* Exercise prompt
Copy out each line of the data that contains "meta".

Items from a data source:
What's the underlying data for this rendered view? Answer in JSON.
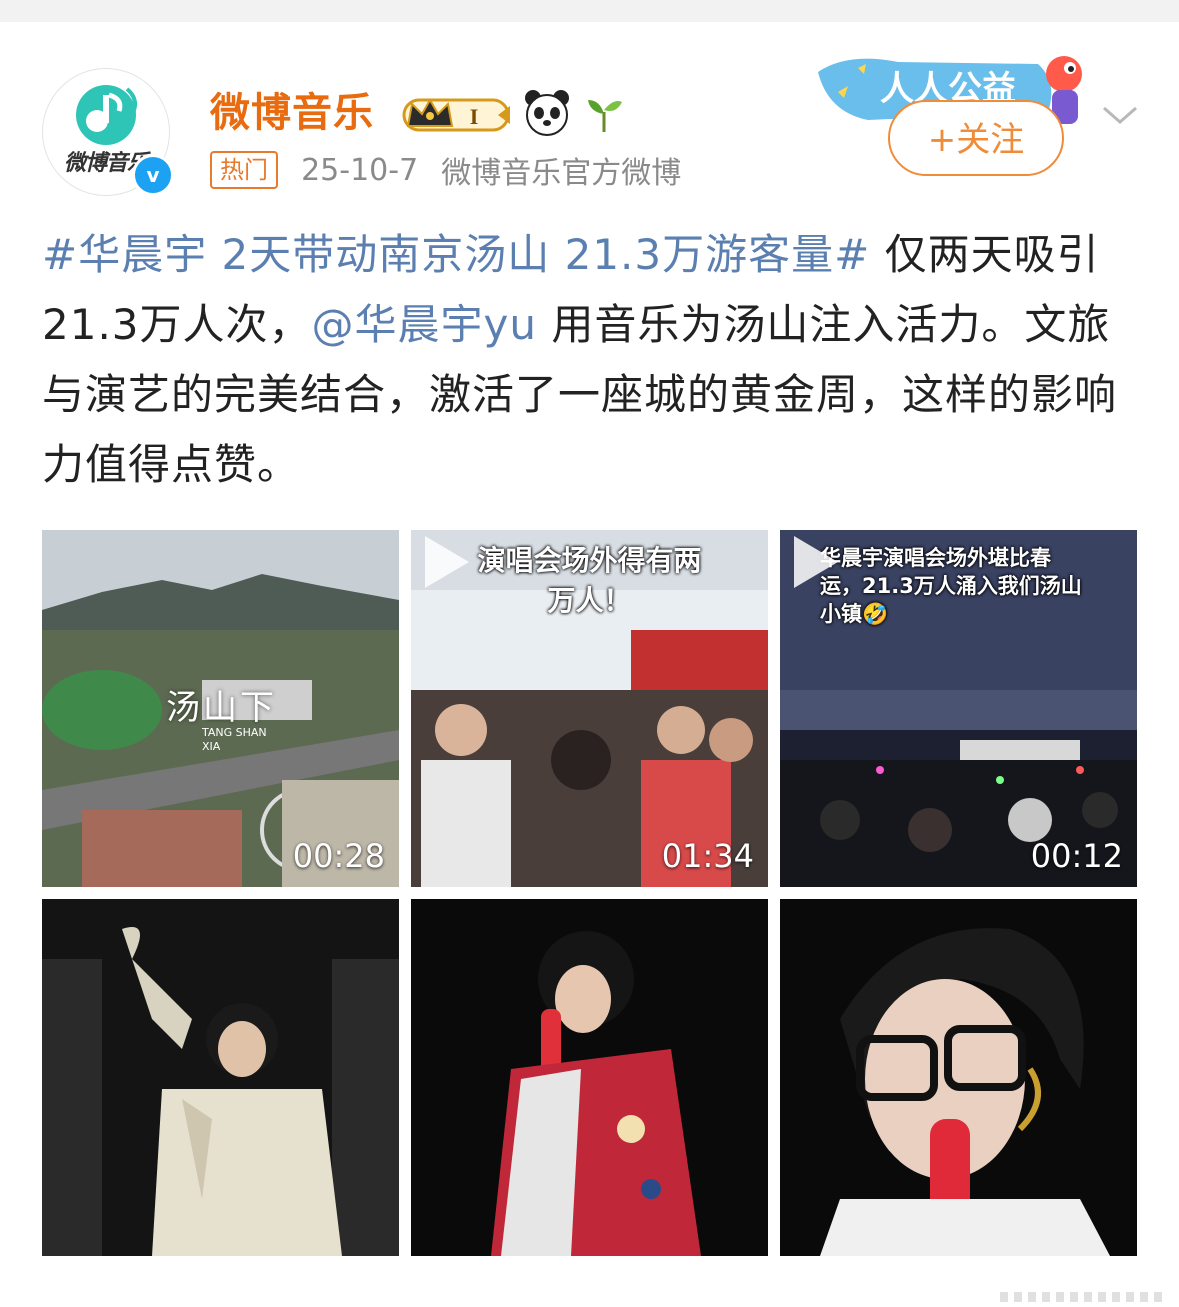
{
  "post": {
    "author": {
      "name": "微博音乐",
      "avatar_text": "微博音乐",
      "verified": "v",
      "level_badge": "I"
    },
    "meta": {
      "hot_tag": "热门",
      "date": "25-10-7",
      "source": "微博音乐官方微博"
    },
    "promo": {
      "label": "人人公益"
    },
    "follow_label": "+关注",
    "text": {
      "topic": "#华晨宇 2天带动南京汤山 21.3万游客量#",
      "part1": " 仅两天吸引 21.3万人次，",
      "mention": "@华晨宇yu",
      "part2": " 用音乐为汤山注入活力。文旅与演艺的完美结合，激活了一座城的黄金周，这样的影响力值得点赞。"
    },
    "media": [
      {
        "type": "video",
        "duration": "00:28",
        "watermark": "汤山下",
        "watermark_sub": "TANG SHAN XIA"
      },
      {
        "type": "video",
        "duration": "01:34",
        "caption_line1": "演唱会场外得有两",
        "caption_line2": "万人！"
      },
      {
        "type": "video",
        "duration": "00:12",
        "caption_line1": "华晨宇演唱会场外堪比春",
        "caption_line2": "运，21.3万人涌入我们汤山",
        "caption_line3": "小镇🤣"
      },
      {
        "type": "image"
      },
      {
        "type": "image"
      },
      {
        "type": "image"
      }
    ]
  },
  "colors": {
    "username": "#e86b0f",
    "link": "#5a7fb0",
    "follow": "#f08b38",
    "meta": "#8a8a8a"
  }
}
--
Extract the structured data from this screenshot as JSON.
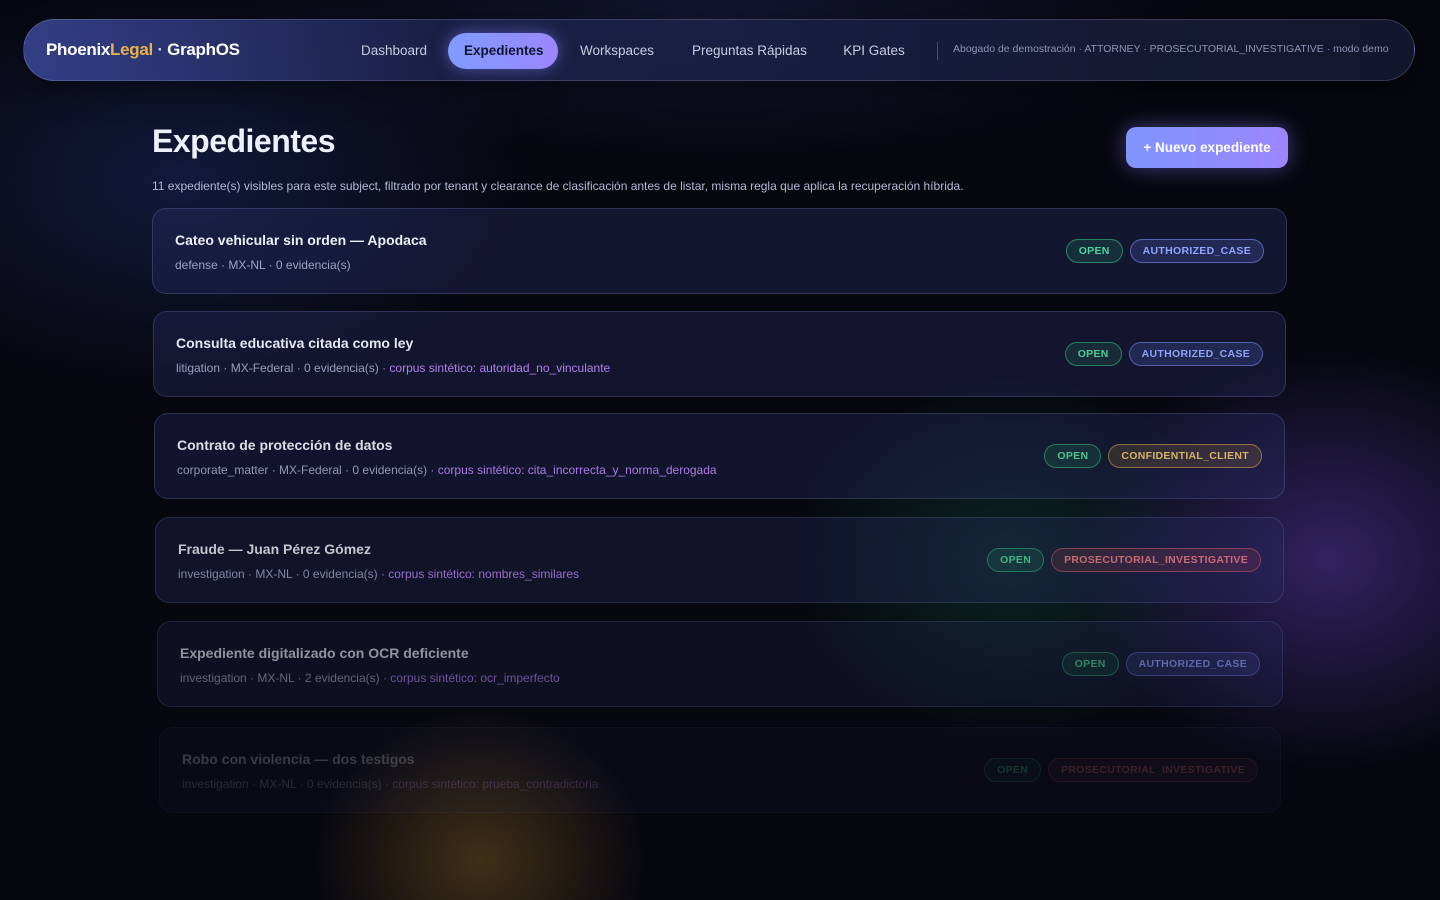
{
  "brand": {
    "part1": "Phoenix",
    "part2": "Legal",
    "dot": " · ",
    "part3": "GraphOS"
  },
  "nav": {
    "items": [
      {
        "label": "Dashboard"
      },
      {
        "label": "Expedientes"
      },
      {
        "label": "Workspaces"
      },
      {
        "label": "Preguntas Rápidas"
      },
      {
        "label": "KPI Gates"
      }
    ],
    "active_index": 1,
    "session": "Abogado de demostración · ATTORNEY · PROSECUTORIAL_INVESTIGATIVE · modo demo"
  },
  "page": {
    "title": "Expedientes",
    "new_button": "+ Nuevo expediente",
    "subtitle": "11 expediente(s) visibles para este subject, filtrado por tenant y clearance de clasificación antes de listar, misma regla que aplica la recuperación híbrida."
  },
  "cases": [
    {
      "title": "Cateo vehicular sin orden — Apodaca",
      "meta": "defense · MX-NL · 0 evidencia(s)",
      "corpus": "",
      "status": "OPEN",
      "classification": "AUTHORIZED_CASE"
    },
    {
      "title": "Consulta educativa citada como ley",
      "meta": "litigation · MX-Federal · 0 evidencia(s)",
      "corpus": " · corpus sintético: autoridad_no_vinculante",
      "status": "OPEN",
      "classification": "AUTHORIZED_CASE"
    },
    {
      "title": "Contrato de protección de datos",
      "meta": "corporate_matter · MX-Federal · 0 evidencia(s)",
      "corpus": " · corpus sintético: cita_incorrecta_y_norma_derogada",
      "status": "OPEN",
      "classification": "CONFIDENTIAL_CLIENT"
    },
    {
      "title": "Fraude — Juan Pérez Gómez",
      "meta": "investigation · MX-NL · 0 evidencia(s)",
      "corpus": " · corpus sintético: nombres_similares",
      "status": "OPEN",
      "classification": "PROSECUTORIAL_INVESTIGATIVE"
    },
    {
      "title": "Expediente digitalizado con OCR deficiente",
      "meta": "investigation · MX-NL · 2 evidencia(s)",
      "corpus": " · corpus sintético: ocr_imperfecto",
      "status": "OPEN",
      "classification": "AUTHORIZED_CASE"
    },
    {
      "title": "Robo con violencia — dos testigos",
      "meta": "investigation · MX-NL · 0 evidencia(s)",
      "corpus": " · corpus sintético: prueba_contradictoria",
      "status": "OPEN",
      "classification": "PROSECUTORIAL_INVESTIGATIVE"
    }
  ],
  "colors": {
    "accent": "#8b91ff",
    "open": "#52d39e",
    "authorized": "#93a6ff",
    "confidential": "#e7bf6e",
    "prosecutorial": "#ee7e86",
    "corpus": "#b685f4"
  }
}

* Response to the task
    "meta": {
    "meta": "#8a8a8a"
      "meta": "defense · MX-NL · 0 evidencia(s)",
      "meta": "litigation · MX-Federal · 0 evidencia(s)",
      "meta": "corporate_matter · MX-Federal · 0 evidencia(s)",
      "meta": "investigation · MX-NL · 0 evidencia(s)",
      "meta": "investigation · MX-NL · 2 evidencia(s)",
      "meta": "investigation · MX-NL · 0 evidencia(s)",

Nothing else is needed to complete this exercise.